We have already mentioned Voices in the Wilderness UK, affiliated with a sister organisation in the United States. Voices has been drawing attention to the sanctions by hand-delivering medicines to sick children in Iraq without export licenses. Voices UK members have had antibiotics confiscated while leaving the UK. Voices US members have recently been threatened with large fines for "exportation of donated goods, including medical supplies and toys, to Iraq absent specific prior authorization." Voices also prepares excellent briefing documents on the sanctions and postcards to be sent to politicians, so it is worth getting onto their mailing list. Voices can be reached at 12 Trinity Road, London N2 8JJ, Tel/Fax (0181) 444 1605.
The Emergency Committee on Iraq holds meeting in the Parliament buildings during times of crisis. The ECI, chaired by George Galloway, is advised by a committee including journalist Felicity Arbuthnot and lawyer Sabah Al-Mukhtar. George Galloway arranged for the Iraqi child, Miriam Hamze, to be flown to Britain for medical treatment for her leukemia.

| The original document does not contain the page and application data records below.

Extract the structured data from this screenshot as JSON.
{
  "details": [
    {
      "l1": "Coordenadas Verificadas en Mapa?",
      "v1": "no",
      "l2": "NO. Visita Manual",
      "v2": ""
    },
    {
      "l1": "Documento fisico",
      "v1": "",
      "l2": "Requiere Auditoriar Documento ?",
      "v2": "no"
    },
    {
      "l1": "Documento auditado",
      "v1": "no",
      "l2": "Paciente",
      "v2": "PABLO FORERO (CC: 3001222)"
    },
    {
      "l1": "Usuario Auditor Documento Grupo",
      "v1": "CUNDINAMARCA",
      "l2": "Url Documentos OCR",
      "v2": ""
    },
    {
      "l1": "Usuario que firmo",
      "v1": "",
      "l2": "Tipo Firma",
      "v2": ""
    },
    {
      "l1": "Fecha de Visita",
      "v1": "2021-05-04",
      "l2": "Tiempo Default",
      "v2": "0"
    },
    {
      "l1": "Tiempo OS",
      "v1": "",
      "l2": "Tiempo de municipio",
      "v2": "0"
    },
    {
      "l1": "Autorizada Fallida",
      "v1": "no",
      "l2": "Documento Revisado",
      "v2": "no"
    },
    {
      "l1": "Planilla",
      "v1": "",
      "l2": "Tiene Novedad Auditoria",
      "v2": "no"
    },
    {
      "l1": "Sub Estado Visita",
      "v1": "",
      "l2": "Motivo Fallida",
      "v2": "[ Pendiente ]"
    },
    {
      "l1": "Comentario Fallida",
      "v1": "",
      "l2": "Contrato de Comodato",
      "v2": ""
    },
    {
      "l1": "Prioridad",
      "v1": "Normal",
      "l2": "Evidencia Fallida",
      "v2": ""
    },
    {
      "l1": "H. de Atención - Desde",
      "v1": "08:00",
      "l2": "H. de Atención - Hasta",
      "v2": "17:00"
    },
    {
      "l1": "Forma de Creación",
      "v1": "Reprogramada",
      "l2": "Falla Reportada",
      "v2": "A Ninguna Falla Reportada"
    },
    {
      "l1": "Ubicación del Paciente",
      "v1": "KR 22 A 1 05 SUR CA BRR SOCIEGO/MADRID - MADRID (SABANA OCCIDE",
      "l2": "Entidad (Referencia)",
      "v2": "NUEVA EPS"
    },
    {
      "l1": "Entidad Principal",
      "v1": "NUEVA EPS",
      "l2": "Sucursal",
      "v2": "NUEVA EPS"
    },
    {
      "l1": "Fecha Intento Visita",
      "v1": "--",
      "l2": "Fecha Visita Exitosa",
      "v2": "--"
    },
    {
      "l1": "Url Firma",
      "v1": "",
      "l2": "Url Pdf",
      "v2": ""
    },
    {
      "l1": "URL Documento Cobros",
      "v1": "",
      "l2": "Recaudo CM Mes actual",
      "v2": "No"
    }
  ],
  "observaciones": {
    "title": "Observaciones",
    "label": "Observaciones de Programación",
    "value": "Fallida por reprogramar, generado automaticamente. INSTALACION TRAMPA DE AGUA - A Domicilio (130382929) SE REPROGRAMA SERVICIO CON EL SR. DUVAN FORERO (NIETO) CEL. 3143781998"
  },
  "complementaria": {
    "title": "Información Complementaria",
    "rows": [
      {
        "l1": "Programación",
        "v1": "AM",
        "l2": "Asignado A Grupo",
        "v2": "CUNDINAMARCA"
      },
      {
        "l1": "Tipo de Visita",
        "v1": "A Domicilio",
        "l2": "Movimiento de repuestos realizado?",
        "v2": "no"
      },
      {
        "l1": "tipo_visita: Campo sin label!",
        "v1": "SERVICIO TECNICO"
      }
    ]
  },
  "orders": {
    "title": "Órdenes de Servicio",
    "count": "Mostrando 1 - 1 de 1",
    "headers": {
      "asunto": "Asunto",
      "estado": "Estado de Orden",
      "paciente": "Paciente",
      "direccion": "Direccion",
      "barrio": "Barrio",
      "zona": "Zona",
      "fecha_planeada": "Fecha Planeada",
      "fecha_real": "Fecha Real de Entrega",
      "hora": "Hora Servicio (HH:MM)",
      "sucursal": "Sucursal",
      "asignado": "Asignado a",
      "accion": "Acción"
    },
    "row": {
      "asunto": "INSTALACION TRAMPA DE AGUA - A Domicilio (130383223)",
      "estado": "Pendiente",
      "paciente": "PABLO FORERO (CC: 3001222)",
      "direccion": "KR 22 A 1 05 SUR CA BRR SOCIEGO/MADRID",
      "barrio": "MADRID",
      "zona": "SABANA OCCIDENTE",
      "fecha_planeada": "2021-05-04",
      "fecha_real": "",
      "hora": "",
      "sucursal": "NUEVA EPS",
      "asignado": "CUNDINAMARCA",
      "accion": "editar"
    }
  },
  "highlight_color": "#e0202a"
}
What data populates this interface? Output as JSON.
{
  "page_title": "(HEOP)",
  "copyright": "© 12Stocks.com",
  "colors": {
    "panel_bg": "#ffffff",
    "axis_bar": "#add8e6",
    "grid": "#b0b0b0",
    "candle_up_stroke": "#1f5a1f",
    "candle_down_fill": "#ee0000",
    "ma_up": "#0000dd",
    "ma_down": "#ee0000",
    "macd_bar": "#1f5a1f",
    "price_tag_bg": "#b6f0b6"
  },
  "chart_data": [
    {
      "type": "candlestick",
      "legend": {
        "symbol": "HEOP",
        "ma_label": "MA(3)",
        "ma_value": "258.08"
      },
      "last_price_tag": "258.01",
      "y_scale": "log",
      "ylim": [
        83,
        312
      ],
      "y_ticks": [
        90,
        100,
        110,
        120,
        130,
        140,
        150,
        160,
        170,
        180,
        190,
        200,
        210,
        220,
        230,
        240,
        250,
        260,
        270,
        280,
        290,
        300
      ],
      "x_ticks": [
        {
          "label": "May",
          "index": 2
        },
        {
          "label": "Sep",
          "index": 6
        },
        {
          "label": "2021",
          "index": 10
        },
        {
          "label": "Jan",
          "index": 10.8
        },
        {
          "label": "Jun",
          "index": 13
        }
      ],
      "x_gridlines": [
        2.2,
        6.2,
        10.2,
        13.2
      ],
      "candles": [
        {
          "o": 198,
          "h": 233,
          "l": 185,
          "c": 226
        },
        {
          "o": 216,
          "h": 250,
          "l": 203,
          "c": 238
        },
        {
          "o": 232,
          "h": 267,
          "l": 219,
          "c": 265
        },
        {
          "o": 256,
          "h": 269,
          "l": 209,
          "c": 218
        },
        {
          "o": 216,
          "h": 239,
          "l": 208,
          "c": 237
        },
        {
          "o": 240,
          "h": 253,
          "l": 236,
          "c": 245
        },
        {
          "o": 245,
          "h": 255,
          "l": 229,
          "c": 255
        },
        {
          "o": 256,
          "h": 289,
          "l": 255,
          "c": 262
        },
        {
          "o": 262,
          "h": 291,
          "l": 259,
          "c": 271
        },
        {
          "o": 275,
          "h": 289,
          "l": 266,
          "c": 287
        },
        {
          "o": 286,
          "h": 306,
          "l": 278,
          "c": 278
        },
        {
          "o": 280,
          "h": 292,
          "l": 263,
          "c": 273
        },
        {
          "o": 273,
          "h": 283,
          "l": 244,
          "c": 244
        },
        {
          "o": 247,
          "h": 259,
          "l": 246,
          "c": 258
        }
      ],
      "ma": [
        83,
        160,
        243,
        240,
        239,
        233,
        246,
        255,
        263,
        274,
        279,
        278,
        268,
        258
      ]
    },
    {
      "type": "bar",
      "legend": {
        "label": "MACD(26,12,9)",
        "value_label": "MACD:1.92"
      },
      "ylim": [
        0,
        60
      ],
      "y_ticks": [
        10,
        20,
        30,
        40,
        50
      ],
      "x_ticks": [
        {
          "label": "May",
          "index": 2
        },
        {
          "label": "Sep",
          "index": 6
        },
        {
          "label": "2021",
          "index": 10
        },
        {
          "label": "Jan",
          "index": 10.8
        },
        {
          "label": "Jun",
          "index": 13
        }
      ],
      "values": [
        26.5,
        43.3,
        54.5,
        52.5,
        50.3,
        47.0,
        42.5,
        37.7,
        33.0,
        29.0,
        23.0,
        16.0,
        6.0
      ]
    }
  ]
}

The childhood incidence of leukemia is felt to have increased substantially in the years since the Gulf War. The ECI is now planning a national tour of an exhibition of photos of Miriam. The ECI encourages individuals and groups to affiliate with them. They can be reached at Room 501, 7 Millbank, Westminster, London SW1A 1AA or (0171) 219 2874 (fax: 219 2879).
Hugh Stevens (0171 436 4636), email@example.com, runs the Campaign Against Sanctions and War on Iraq (CASWI), which hosts occasional events in London and organises demonstrations and vigils. Groups elsewhere in the country include the Sheffield Committee and Sanctions and War on Iraq (contact Sheila Abdullah on 0114 283 2336 or firstname.lastname@example.org), the Manchester Coalition Against Sanctions and War on Iraq (Rae Street on 01706 375266) and Iraqi People First (Birmingham) (Sylvia Boyes, 0121 449 1298).
A new group, the Campaign Against Depleted Uranium (CADU) is being launced at a meeting in Manchester on 27th January. Contact Rae Street on the number above, or GMDCND on Manchester on 0161 834 8301.
A particularly useful website is run by the Iraq Action Coalition at http://leb.net/IAC/.
CASI can be contacted as follows:
telephone: 0845 330 4520
post: Campaign Against Sanctions on Iraq, c/o CUSU, 11-12 Trumpington Street, Cambridge CB2 1QA, UK
[These contact details updated April 2002]